A 47-year-old woman with heterozygous Fabry's disease with pre-excitation syndrome has been followed up for 15 years. Diagnosis was confirmed by the typical electron microscopic feature of the endomyocardial specimen and a decreased plasma alpha-galactosidase activity. As the disease progressed, the interventricular septum thickened from 11 to 17 mm as measured by echocardiography, while the AH interval was prolonged from 80 to 140 msec. In Fabry's disease, the PR interval has been reported to be variable from short PR to AV block. Therefore, this case may be helpful to understand the time course in the AV conduction abnormalities with the progression of Fabry's disease.  (+info)

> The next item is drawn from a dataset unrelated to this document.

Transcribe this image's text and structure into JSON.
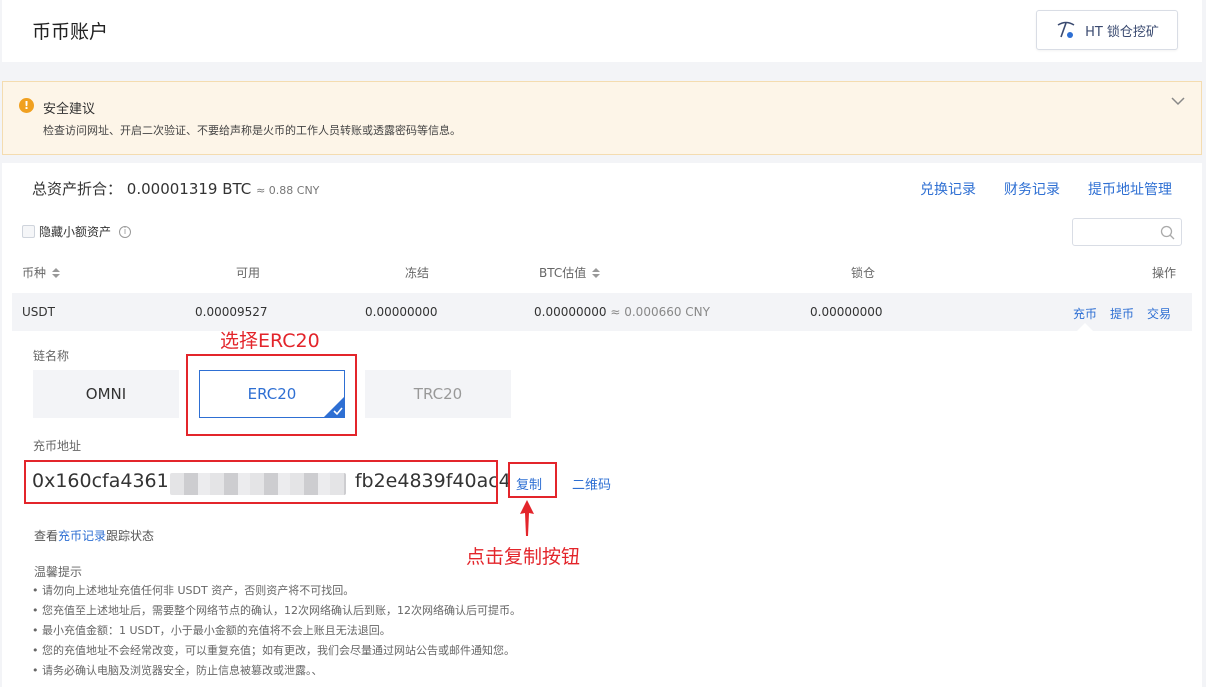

Purification and characterization of recombinant Mortierella vinacea alpha-galactosidases I and II expressed in Saccharomyces cerevisiae. (6/449)

The cDNAs coding for Mortierella vinacea alpha-galactosidases I and II were expressed in Saccharomyces cerevisiae under the control of the yeast GAL10 promoter. The recombinant enzymes purified to homogeneity from the culture filtrate were glycosylated, and had properties identical to those of the native enzymes except for improving the heat stability of alpha-galactosidase II and decreasing the specific activities of both enzymes.  (+info)

Cloning of the gene encoding a novel thermostable alpha-galactosidase from Thermus brockianus ITI360. (7/449)

An alpha-galactosidase gene from Thermus brockianus ITI360 was cloned, sequenced, and expressed in Escherichia coli, and the recombinant protein was purified. The gene, designated agaT, codes for a 476-residue polypeptide with a calculated molecular mass of 53, 810 Da. The native structure of the recombinant enzyme (AgaT) was estimated to be a tetramer. AgaT displays amino acid sequence similarity to the alpha-galactosidases of Thermotoga neapolitana and Thermotoga maritima and a low-level sequence similarity to alpha-galactosidases of family 36 in the classification of glycosyl hydrolases. The enzyme is thermostable, with a temperature optimum of activity at 93 degrees C with para-nitrophenyl-alpha-galactopyranoside as a substrate. Half-lives of inactivation at 92 and 80 degrees C are 100 min and 17 h, respectively. The pH optimum is between 5.5 and 6.5. The enzyme displayed high affinity for oligomeric substrates. The K(m)s for melibiose and raffinose at 80 degrees C were determined as 4.1 and 11.0 mM, respectively. The alpha-galactosidase gene in T. brockianus ITI360 was inactivated by integrational mutagenesis. Consequently, no alpha-galactosidase activity was detectable in crude extracts of the mutant strain, and it was unable to use melibiose or raffinose as a single carbohydrate source.  (+info)

Gene assignment in the spider monkey (Ateles paniscus chamek--APC): APE-MYH7 to 2q; AR-GLA-F8C to the X chromosome. (8/449)

Comparative gene assignment between the spider monkey species Ateles paniscus chamek (APC) and man (HSA) showed conserved syntenic associations despite extensive karyotypic rearrangement between species. Two HSA 14q genes were allocated to APC 2q, being syntenic to other HSA 14q and HSA 15q markers previously assigned to APC 2q, and to HSA 12q genes previously assigned to APC 2p. These findings were consistent with A. geoffroyi chromosome painting with human whole-chromosome probes, indicating that the genus Ateles is karyotypically very rearranged. On the other hand, three human X-linked markers were assigned to the Ateles X chromosome, indicating that this chromosome is evolutionary stable.  (+info)